You can then incorporate more detailed and nuanced actions such as tasks completed, pitches sent, materials used, calls made, emails sent, meetings held, and the like.
Select a tracking format that works for you.
You may choose to track your productivity progress in a digital or manual format. A simple spreadsheet or even a piece of paper will suffice.
The format doesn’t matter so much as the actual tracking of information itself. If you can easily and effortlessly collect productivity information, then you’re good to go.
Make it easy to track information.
Consider adding standardized collection methods to your productivity tracker. Having a framework in place simplifies the information-tracking process for both you and others.
You can use checkboxes, fill-in-bubbles, or multiple choice to standardize your tracking. You can use free form, essay, or short answers to backup information or provide more detail when necessary.
Consistently update your tracker.
Make information tracking part of your daily routine. Be prudent in your work and take notes in a timely manner, preferably as soon as a task has been completed. If you forget to enter information, do your best to recall and enter details as soon as possible.
Similarly, do not edit or adjust productivity information to suit your pride or whims. Honesty and accuracy both matter; the information you collect today will directly influence the decisions you make tomorrow. You’ll potentially hurt your future business efforts if you exaggerate, lie, or shade the truth.

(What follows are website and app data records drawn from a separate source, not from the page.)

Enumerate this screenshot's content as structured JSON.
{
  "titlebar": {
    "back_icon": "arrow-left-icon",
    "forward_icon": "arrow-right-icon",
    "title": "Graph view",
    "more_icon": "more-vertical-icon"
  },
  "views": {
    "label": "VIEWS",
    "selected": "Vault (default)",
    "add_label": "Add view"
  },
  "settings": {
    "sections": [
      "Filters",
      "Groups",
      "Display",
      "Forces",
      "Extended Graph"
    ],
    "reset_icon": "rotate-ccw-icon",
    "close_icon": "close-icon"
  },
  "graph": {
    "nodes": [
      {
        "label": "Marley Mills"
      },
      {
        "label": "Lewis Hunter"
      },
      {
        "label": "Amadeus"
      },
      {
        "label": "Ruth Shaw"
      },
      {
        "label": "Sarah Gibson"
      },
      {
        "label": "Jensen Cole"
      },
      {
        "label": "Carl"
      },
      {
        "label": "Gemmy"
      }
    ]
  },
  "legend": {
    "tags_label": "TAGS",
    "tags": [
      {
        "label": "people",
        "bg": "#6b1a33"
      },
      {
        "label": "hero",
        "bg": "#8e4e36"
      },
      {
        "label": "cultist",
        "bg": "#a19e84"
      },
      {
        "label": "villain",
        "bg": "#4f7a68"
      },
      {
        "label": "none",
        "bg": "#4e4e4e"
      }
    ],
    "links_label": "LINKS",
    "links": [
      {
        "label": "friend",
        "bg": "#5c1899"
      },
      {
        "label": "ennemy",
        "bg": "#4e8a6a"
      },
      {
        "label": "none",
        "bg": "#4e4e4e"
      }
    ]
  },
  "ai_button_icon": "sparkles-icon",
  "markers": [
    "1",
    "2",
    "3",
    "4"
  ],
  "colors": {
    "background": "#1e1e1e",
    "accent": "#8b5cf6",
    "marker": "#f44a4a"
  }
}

Review the details.
Once you’ve collected a good chunk of information in your productivity tracker, you’ll want to review everything. Take care to objectively review information as-is. Avoid judging your entries or what you did or didn’t do. You’re just reviewing what took place.
What types of patterns do you see in your tracker? Where are there any consistencies? How about inconsistencies or gaps? What other information can you glean from recorded details?
Make future plans.
Now that you’ve reviewed your productivity tracker, it’s time to create a plan to move your work forward. Choose a single aspect you’d like to improve upon in your work. You’ll be able to better gauge whether or not your implemented changes were effective.
Don’t be afraid to test, tweak, and change your approach toward productivity. You may decide to reduce hours, add a new tool, boost workers’ morale, edit work schedules, increase the number of tasks, or simply change your mindset toward your work. Continue to track your progress and make adjustments as necessary until you reach your desired productivity goal.
Are your plans customer driven?
Are you and your customers on the same track? Are you talking with your regular customers, who already love you, but not asking the hard questions of those customers who have had an average experience. Even more so, are your associates turning your customers into advocates or assigns. We can give you insight into your customer’s experience and expectations. We can even provide you with your competitors service experience as it relates to yours. Ready to learn more? We’re here to help so give us a call.
BY RASHELLE ISIP AND CARL PHILLIPS